## Your instructions
Would you copy each line of the records that includes the word "this"?

## Records provided
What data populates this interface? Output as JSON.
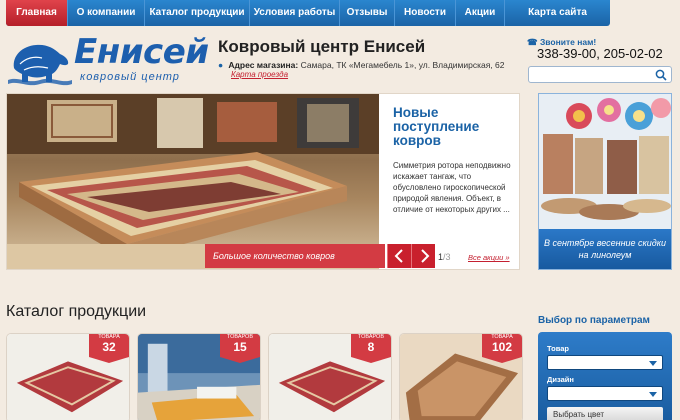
{
  "nav": {
    "items": [
      {
        "label": "Главная",
        "active": true
      },
      {
        "label": "О компании",
        "active": false
      },
      {
        "label": "Каталог продукции",
        "active": false
      },
      {
        "label": "Условия работы",
        "active": false
      },
      {
        "label": "Отзывы",
        "active": false
      },
      {
        "label": "Новости",
        "active": false
      },
      {
        "label": "Акции",
        "active": false
      },
      {
        "label": "Карта сайта",
        "active": false
      }
    ]
  },
  "header": {
    "logo_word": "Енисей",
    "logo_sub": "ковровый центр",
    "title": "Ковровый центр Енисей",
    "address_label": "Адрес магазина:",
    "address_value": "Самара, ТК «Мегамебель 1», ул. Владимирская, 62",
    "map_link": "Карта проезда",
    "call_label": "Звоните нам!",
    "phones": "338-39-00, 205-02-02",
    "search_placeholder": ""
  },
  "hero": {
    "heading": "Новые поступление ковров",
    "text": "Симметрия ротора неподвижно искажает тангаж, что обусловлено гироскопической природой явления. Объект, в отличие от некоторых других ...",
    "caption": "Большое количество ковров",
    "counter_current": "1",
    "counter_total": "/3",
    "all_promos": "Все акции »"
  },
  "promo": {
    "caption": "В сентябре весенние скидки на линолеум"
  },
  "catalog": {
    "title": "Каталог продукции",
    "cards": [
      {
        "badge_label": "ТОВАРА",
        "count": "32"
      },
      {
        "badge_label": "ТОВАРОВ",
        "count": "15"
      },
      {
        "badge_label": "ТОВАРОВ",
        "count": "8"
      },
      {
        "badge_label": "ТОВАРА",
        "count": "102"
      }
    ]
  },
  "filter": {
    "title": "Выбор по параметрам",
    "fields": [
      {
        "label": "Товар",
        "value": ""
      },
      {
        "label": "Дизайн",
        "value": ""
      }
    ],
    "color_button": "Выбрать цвет"
  },
  "colors": {
    "brand_blue": "#1b63a6",
    "accent_red": "#d33b43",
    "background": "#f3ebe1"
  }
}
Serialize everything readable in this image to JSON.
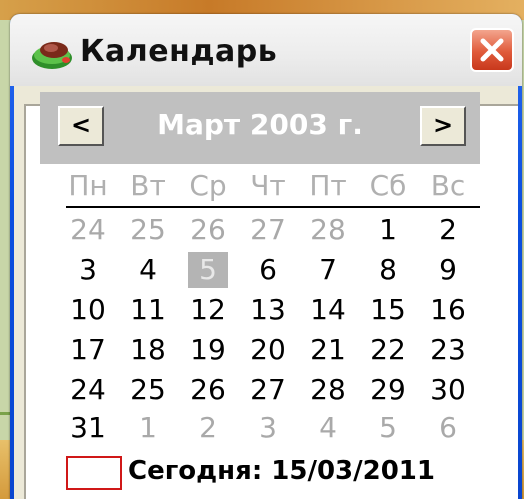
{
  "window": {
    "title": "Календарь"
  },
  "calendar": {
    "month_label": "Март 2003 г.",
    "prev_label": "<",
    "next_label": ">",
    "weekdays": [
      "Пн",
      "Вт",
      "Ср",
      "Чт",
      "Пт",
      "Сб",
      "Вс"
    ],
    "weeks": [
      [
        {
          "d": "24",
          "other": true
        },
        {
          "d": "25",
          "other": true
        },
        {
          "d": "26",
          "other": true
        },
        {
          "d": "27",
          "other": true
        },
        {
          "d": "28",
          "other": true
        },
        {
          "d": "1"
        },
        {
          "d": "2"
        }
      ],
      [
        {
          "d": "3"
        },
        {
          "d": "4"
        },
        {
          "d": "5",
          "selected": true
        },
        {
          "d": "6"
        },
        {
          "d": "7"
        },
        {
          "d": "8"
        },
        {
          "d": "9"
        }
      ],
      [
        {
          "d": "10"
        },
        {
          "d": "11"
        },
        {
          "d": "12"
        },
        {
          "d": "13"
        },
        {
          "d": "14"
        },
        {
          "d": "15"
        },
        {
          "d": "16"
        }
      ],
      [
        {
          "d": "17"
        },
        {
          "d": "18"
        },
        {
          "d": "19"
        },
        {
          "d": "20"
        },
        {
          "d": "21"
        },
        {
          "d": "22"
        },
        {
          "d": "23"
        }
      ],
      [
        {
          "d": "24"
        },
        {
          "d": "25"
        },
        {
          "d": "26"
        },
        {
          "d": "27"
        },
        {
          "d": "28"
        },
        {
          "d": "29"
        },
        {
          "d": "30"
        }
      ],
      [
        {
          "d": "31"
        },
        {
          "d": "1",
          "other": true
        },
        {
          "d": "2",
          "other": true
        },
        {
          "d": "3",
          "other": true
        },
        {
          "d": "4",
          "other": true
        },
        {
          "d": "5",
          "other": true
        },
        {
          "d": "6",
          "other": true
        }
      ]
    ],
    "today_label": "Сегодня: 15/03/2011"
  },
  "icons": {
    "app": "calendar-app-icon",
    "close": "close-icon"
  },
  "colors": {
    "titlebar_blue": "#0b4fe0",
    "today_marker": "#d01818",
    "selected_day": "#b4b4b4"
  }
}
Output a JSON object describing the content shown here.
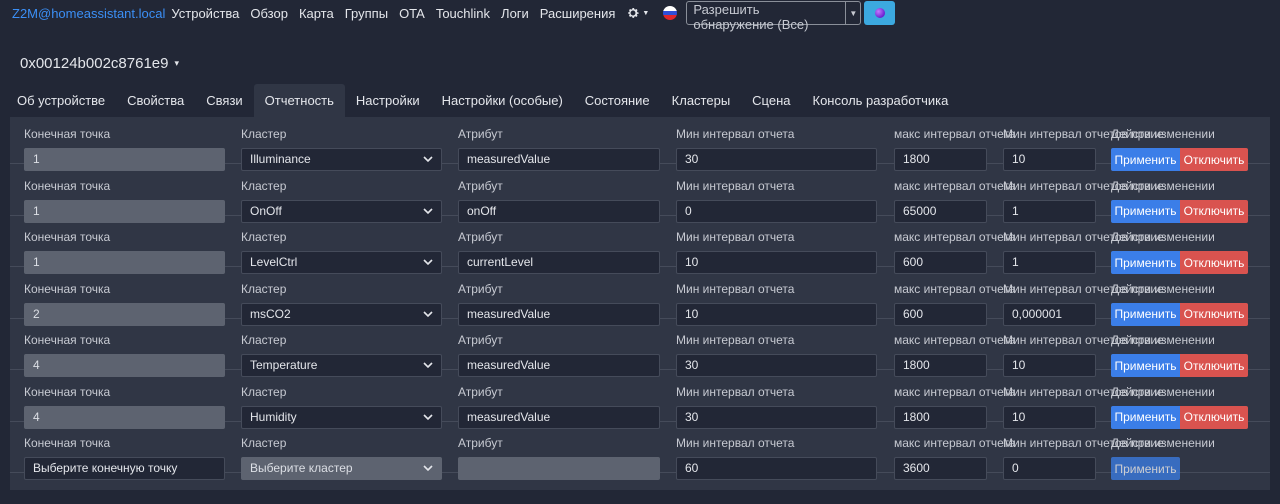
{
  "nav": {
    "brand": "Z2M@homeassistant.local",
    "links": [
      "Устройства",
      "Обзор",
      "Карта",
      "Группы",
      "OTA",
      "Touchlink",
      "Логи",
      "Расширения"
    ],
    "permit_join_label": "Разрешить обнаружение (Все)"
  },
  "device": {
    "title": "0x00124b002c8761e9"
  },
  "tabs": [
    "Об устройстве",
    "Свойства",
    "Связи",
    "Отчетность",
    "Настройки",
    "Настройки (особые)",
    "Состояние",
    "Кластеры",
    "Сцена",
    "Консоль разработчика"
  ],
  "active_tab": "Отчетность",
  "labels": {
    "endpoint": "Конечная точка",
    "cluster": "Кластер",
    "attribute": "Атрибут",
    "min_interval": "Мин интервал отчета",
    "max_interval": "макс интервал отчета",
    "min_change": "Мин интервал отчетов при изменении",
    "actions": "Действие"
  },
  "buttons": {
    "apply": "Применить",
    "disable": "Отключить"
  },
  "rows": [
    {
      "endpoint": "1",
      "cluster": "Illuminance",
      "attribute": "measuredValue",
      "min": "30",
      "max": "1800",
      "change": "10"
    },
    {
      "endpoint": "1",
      "cluster": "OnOff",
      "attribute": "onOff",
      "min": "0",
      "max": "65000",
      "change": "1"
    },
    {
      "endpoint": "1",
      "cluster": "LevelCtrl",
      "attribute": "currentLevel",
      "min": "10",
      "max": "600",
      "change": "1"
    },
    {
      "endpoint": "2",
      "cluster": "msCO2",
      "attribute": "measuredValue",
      "min": "10",
      "max": "600",
      "change": "0,000001"
    },
    {
      "endpoint": "4",
      "cluster": "Temperature",
      "attribute": "measuredValue",
      "min": "30",
      "max": "1800",
      "change": "10"
    },
    {
      "endpoint": "4",
      "cluster": "Humidity",
      "attribute": "measuredValue",
      "min": "30",
      "max": "1800",
      "change": "10"
    }
  ],
  "new_row": {
    "endpoint_placeholder": "Выберите конечную точку",
    "cluster_placeholder": "Выберите кластер",
    "attribute": "",
    "min": "60",
    "max": "3600",
    "change": "0"
  },
  "colors": {
    "brand": "#3b8ff6",
    "apply": "#3b7ee8",
    "disable": "#d9534f",
    "info": "#3ca9e0"
  }
}
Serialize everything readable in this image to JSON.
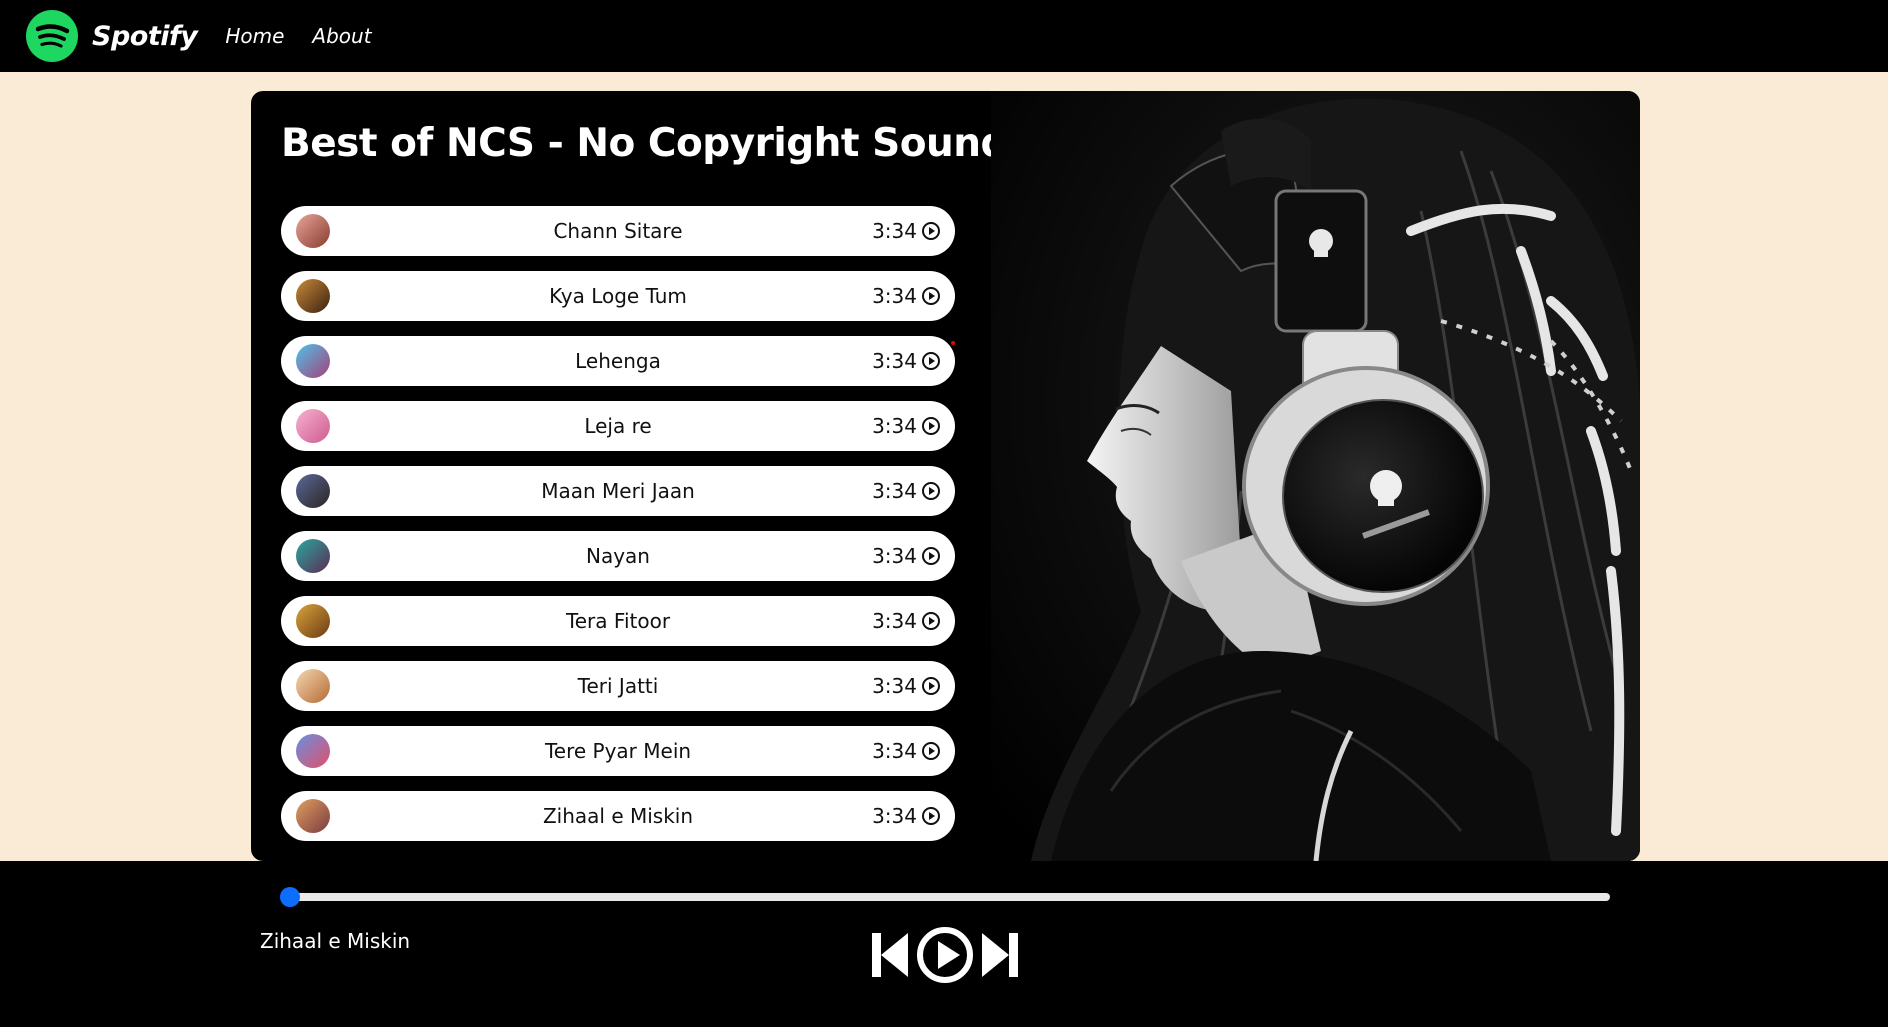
{
  "nav": {
    "brand": "Spotify",
    "links": [
      "Home",
      "About"
    ],
    "logo_color": "#1ed760"
  },
  "playlist": {
    "title": "Best of NCS - No Copyright Sounds",
    "songs": [
      {
        "name": "Chann Sitare",
        "duration": "3:34",
        "thumb_colors": [
          "#e6a59b",
          "#8b3b2e"
        ]
      },
      {
        "name": "Kya Loge Tum",
        "duration": "3:34",
        "thumb_colors": [
          "#c98a3a",
          "#3a2110"
        ]
      },
      {
        "name": "Lehenga",
        "duration": "3:34",
        "thumb_colors": [
          "#4fc2e8",
          "#a6407a"
        ]
      },
      {
        "name": "Leja re",
        "duration": "3:34",
        "thumb_colors": [
          "#f5b2cf",
          "#d05a8f"
        ]
      },
      {
        "name": "Maan Meri Jaan",
        "duration": "3:34",
        "thumb_colors": [
          "#5a6a9a",
          "#2b2320"
        ]
      },
      {
        "name": "Nayan",
        "duration": "3:34",
        "thumb_colors": [
          "#2aa7a0",
          "#5b2c52"
        ]
      },
      {
        "name": "Tera Fitoor",
        "duration": "3:34",
        "thumb_colors": [
          "#d9a43c",
          "#6b3a12"
        ]
      },
      {
        "name": "Teri Jatti",
        "duration": "3:34",
        "thumb_colors": [
          "#f3d7b0",
          "#b66a35"
        ]
      },
      {
        "name": "Tere Pyar Mein",
        "duration": "3:34",
        "thumb_colors": [
          "#6a8fe0",
          "#e0506a"
        ]
      },
      {
        "name": "Zihaal e Miskin",
        "duration": "3:34",
        "thumb_colors": [
          "#e0a060",
          "#7a3a40"
        ]
      }
    ]
  },
  "player": {
    "now_playing": "Zihaal e Miskin",
    "progress": 0,
    "accent": "#0d6efd",
    "controls": [
      "skip-back-icon",
      "play-icon",
      "skip-forward-icon"
    ]
  },
  "colors": {
    "page_bg": "#faebd7",
    "panel_bg": "#000000",
    "row_bg": "#ffffff"
  }
}
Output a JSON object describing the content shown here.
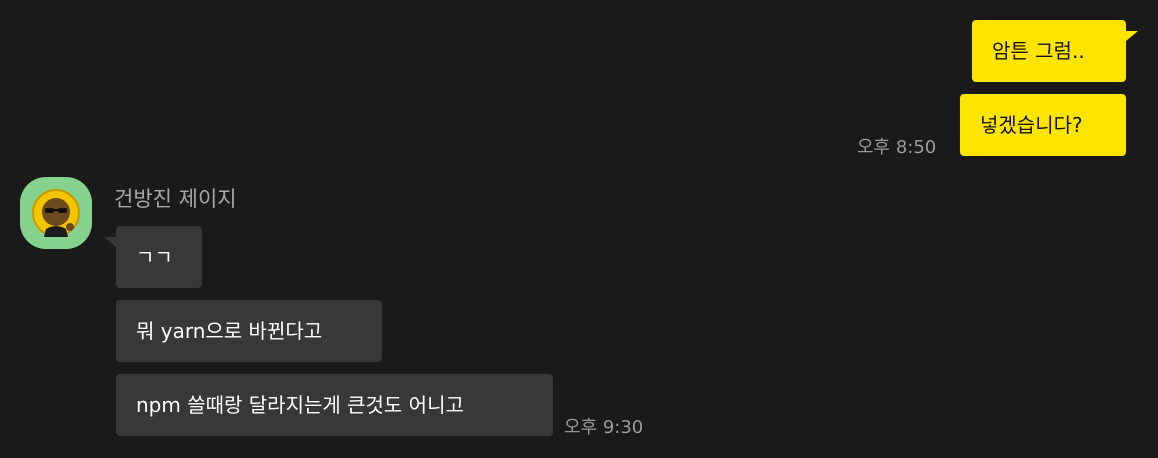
{
  "chat": {
    "outgoing": [
      {
        "text": "암튼 그럼.."
      },
      {
        "text": "넣겠습니다?"
      }
    ],
    "outgoing_time": "오후 8:50",
    "incoming": {
      "sender_name": "건방진 제이지",
      "avatar_icon": "character-avatar-icon",
      "messages": [
        {
          "text": "ㄱㄱ"
        },
        {
          "text": "뭐 yarn으로 바뀐다고"
        },
        {
          "text": "npm 쓸때랑 달라지는게 큰것도 어니고"
        }
      ],
      "time": "오후 9:30"
    }
  },
  "colors": {
    "background": "#1a1a1a",
    "outgoing_bubble": "#fee500",
    "incoming_bubble": "#383838",
    "timestamp": "#9a9a9a",
    "sender_name": "#a8a8a8",
    "avatar_bg": "#86d38f"
  }
}
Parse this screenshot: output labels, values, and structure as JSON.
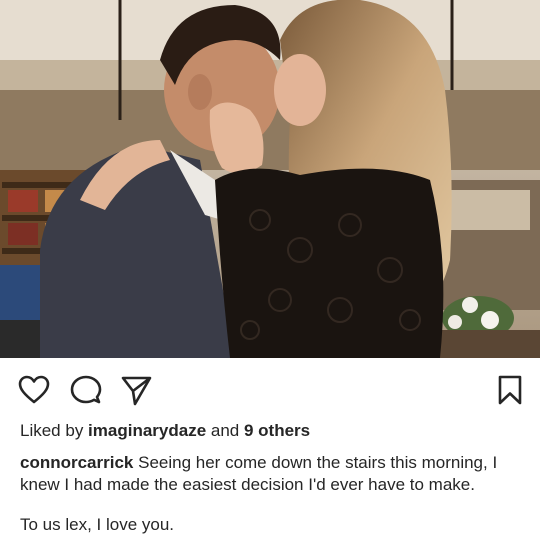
{
  "post": {
    "photo_icon": "couple-kissing-photo",
    "actions": {
      "like_icon": "heart-icon",
      "comment_icon": "comment-bubble-icon",
      "share_icon": "send-paper-plane-icon",
      "save_icon": "bookmark-icon"
    },
    "likes": {
      "prefix": "Liked by ",
      "user": "imaginarydaze",
      "middle": " and ",
      "others": "9 others"
    },
    "caption": {
      "username": "connorcarrick",
      "text": " Seeing her come down the stairs this morning, I knew I had made the easiest decision I'd ever have to make.",
      "line2": "To us lex, I love you."
    }
  },
  "colors": {
    "text": "#262626",
    "icon": "#262626",
    "background": "#ffffff"
  }
}
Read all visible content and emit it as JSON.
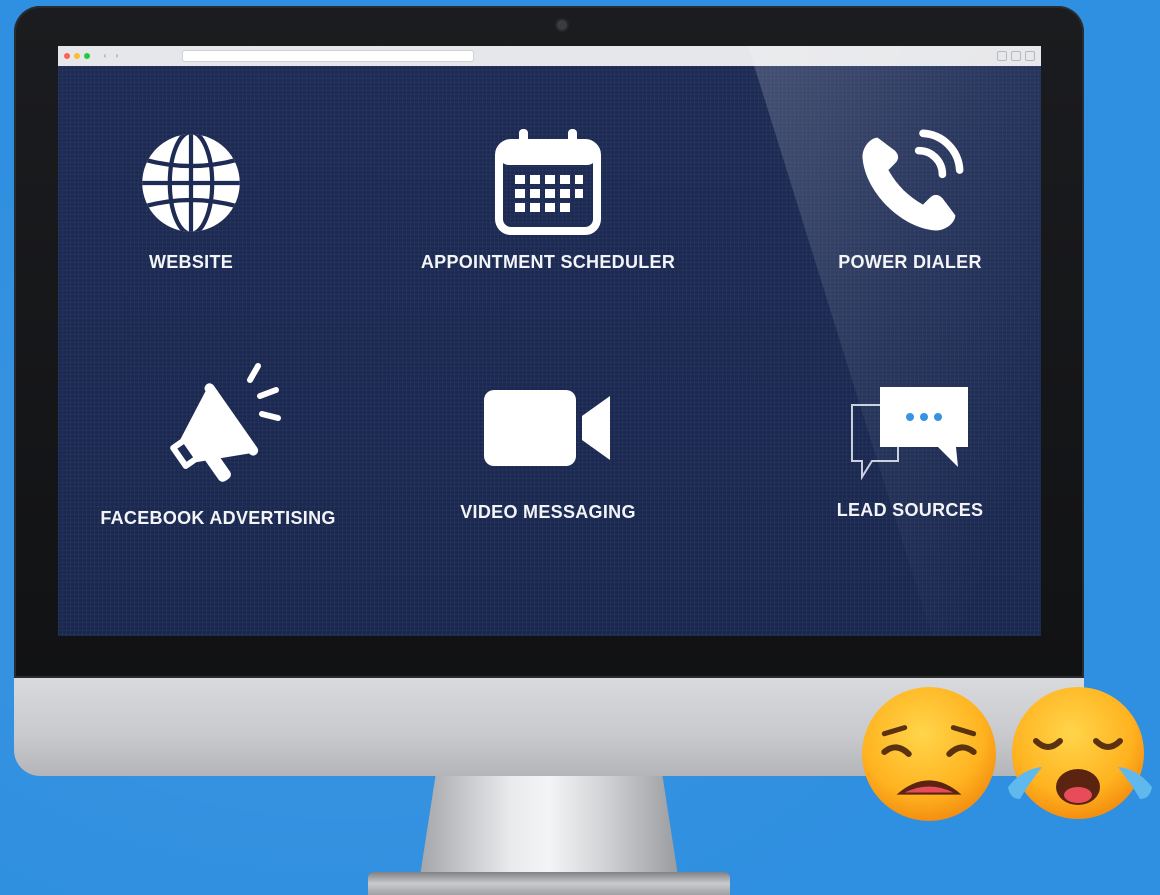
{
  "colors": {
    "background": "#2f8fe0",
    "screen": "#1d2b55",
    "icon": "#ffffff",
    "chat_dots": "#2f8fe0",
    "emoji_face": "#ffb320",
    "tears": "#5fb8ee"
  },
  "features": [
    {
      "label": "WEBSITE",
      "icon": "globe-icon"
    },
    {
      "label": "APPOINTMENT SCHEDULER",
      "icon": "calendar-icon"
    },
    {
      "label": "POWER DIALER",
      "icon": "phone-icon"
    },
    {
      "label": "FACEBOOK ADVERTISING",
      "icon": "megaphone-icon"
    },
    {
      "label": "VIDEO MESSAGING",
      "icon": "video-camera-icon"
    },
    {
      "label": "LEAD SOURCES",
      "icon": "chat-bubbles-icon"
    }
  ],
  "emojis": [
    "weary-face-emoji",
    "loudly-crying-face-emoji"
  ]
}
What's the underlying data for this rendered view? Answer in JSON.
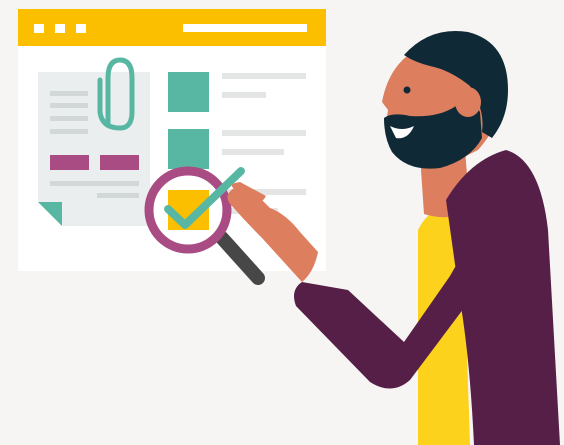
{
  "colors": {
    "background": "#f6f5f3",
    "window_bar": "#fcbf00",
    "window_body": "#ffffff",
    "document": "#ebeeee",
    "document_lines": "#d2d7d8",
    "document_fold": "#58b7a3",
    "accent_teal": "#58b7a3",
    "accent_purple": "#a94c83",
    "highlight_yellow": "#fcbf00",
    "list_lines": "#e4e6e6",
    "magnifier_handle": "#474747",
    "skin": "#dd7e5f",
    "hair": "#0f2a36",
    "shirt": "#fcd21d",
    "jacket": "#561f47"
  },
  "icons": [
    "browser-window-icon",
    "document-icon",
    "paperclip-icon",
    "magnifying-glass-icon",
    "checkmark-icon"
  ],
  "list_rows": [
    {
      "state": "plain"
    },
    {
      "state": "plain"
    },
    {
      "state": "checked"
    }
  ]
}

## Response
What data populates this interface? Output as JSON.
Serialize everything readable in this image to JSON.
Serialize everything readable in this image to JSON.
Parse this screenshot: output labels, values, and structure as JSON.
      "text": " Seeing her come down the stairs this morning, I knew I had made the easiest decision I'd ever have to make.",
What's the underlying data for this rendered view? Answer in JSON.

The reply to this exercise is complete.